Exercise directions: Could each entry below be printed again exactly as given?

(Interface dataset entries)

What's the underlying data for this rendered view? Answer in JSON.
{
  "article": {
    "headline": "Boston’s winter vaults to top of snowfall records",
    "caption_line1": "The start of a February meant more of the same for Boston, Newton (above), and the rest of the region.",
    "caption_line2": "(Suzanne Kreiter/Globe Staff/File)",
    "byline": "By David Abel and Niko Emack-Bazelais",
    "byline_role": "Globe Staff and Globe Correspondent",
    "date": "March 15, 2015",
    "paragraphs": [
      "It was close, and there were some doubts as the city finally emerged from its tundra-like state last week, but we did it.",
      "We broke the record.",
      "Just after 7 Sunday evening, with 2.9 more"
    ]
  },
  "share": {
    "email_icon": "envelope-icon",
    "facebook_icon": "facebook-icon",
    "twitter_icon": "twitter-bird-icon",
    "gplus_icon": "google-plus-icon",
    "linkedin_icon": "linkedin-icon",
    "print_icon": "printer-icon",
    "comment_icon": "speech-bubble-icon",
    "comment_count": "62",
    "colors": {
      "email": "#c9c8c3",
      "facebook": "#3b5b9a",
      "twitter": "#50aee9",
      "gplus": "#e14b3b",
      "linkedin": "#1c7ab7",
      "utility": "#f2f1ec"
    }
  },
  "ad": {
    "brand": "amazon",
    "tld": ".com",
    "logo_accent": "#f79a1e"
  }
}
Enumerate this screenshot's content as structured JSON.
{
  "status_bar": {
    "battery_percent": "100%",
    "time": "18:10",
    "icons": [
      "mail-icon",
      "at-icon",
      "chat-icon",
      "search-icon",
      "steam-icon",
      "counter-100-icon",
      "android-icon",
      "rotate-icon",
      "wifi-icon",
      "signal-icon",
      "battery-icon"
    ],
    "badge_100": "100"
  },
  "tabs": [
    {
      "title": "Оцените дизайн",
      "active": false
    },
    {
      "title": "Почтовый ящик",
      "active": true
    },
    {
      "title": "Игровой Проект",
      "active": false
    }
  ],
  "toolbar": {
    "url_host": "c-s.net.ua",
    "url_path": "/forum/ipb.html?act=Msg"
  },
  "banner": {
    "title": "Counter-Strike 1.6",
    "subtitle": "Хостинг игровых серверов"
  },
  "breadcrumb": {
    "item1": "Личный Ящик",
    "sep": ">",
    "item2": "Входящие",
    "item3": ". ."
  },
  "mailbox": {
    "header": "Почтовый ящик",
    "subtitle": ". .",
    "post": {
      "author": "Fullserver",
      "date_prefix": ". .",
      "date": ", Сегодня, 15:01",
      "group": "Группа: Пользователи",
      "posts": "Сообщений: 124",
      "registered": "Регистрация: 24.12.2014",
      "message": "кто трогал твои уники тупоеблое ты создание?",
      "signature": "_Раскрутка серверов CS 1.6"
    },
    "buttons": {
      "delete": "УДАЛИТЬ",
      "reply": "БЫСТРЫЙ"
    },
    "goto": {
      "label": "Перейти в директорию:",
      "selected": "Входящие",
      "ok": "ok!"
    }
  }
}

Exercise solution:
What's the underlying data for this rendered view? Answer in JSON.
{
  "article": {
    "headline": "Boston’s winter vaults to top of snowfall records",
    "caption_line1": "The start of a February meant more of the same for Boston, Newton (above), and the rest of the region.",
    "caption_line2": "(Suzanne Kreiter/Globe Staff/File)",
    "byline": "By David Abel and Niko Emack-Bazelais",
    "byline_role": "Globe Staff and Globe Correspondent",
    "date": "March 15, 2015",
    "paragraphs": [
      "It was close, and there were some doubts as the city finally emerged from its tundra-like state last week, but we did it.",
      "We broke the record.",
      "Just after 7 Sunday evening, with 2.9 more"
    ]
  },
  "share": {
    "email_icon": "envelope-icon",
    "facebook_icon": "facebook-icon",
    "twitter_icon": "twitter-bird-icon",
    "gplus_icon": "google-plus-icon",
    "linkedin_icon": "linkedin-icon",
    "print_icon": "printer-icon",
    "comment_icon": "speech-bubble-icon",
    "comment_count": "62",
    "colors": {
      "email": "#c9c8c3",
      "facebook": "#3b5b9a",
      "twitter": "#50aee9",
      "gplus": "#e14b3b",
      "linkedin": "#1c7ab7",
      "utility": "#f2f1ec"
    }
  },
  "ad": {
    "brand": "amazon",
    "tld": ".com",
    "logo_accent": "#f79a1e"
  }
}
Enumerate this screenshot's content as structured JSON.
{
  "status_bar": {
    "battery_percent": "100%",
    "time": "18:10",
    "icons": [
      "mail-icon",
      "at-icon",
      "chat-icon",
      "search-icon",
      "steam-icon",
      "counter-100-icon",
      "android-icon",
      "rotate-icon",
      "wifi-icon",
      "signal-icon",
      "battery-icon"
    ],
    "badge_100": "100"
  },
  "tabs": [
    {
      "title": "Оцените дизайн",
      "active": false
    },
    {
      "title": "Почтовый ящик",
      "active": true
    },
    {
      "title": "Игровой Проект",
      "active": false
    }
  ],
  "toolbar": {
    "url_host": "c-s.net.ua",
    "url_path": "/forum/ipb.html?act=Msg"
  },
  "banner": {
    "title": "Counter-Strike 1.6",
    "subtitle": "Хостинг игровых серверов"
  },
  "breadcrumb": {
    "item1": "Личный Ящик",
    "sep": ">",
    "item2": "Входящие",
    "item3": ". ."
  },
  "mailbox": {
    "header": "Почтовый ящик",
    "subtitle": ". .",
    "post": {
      "author": "Fullserver",
      "date_prefix": ". .",
      "date": ", Сегодня, 15:01",
      "group": "Группа: Пользователи",
      "posts": "Сообщений: 124",
      "registered": "Регистрация: 24.12.2014",
      "message": "кто трогал твои уники тупоеблое ты создание?",
      "signature": "_Раскрутка серверов CS 1.6"
    },
    "buttons": {
      "delete": "УДАЛИТЬ",
      "reply": "БЫСТРЫЙ"
    },
    "goto": {
      "label": "Перейти в директорию:",
      "selected": "Входящие",
      "ok": "ok!"
    }
  }
}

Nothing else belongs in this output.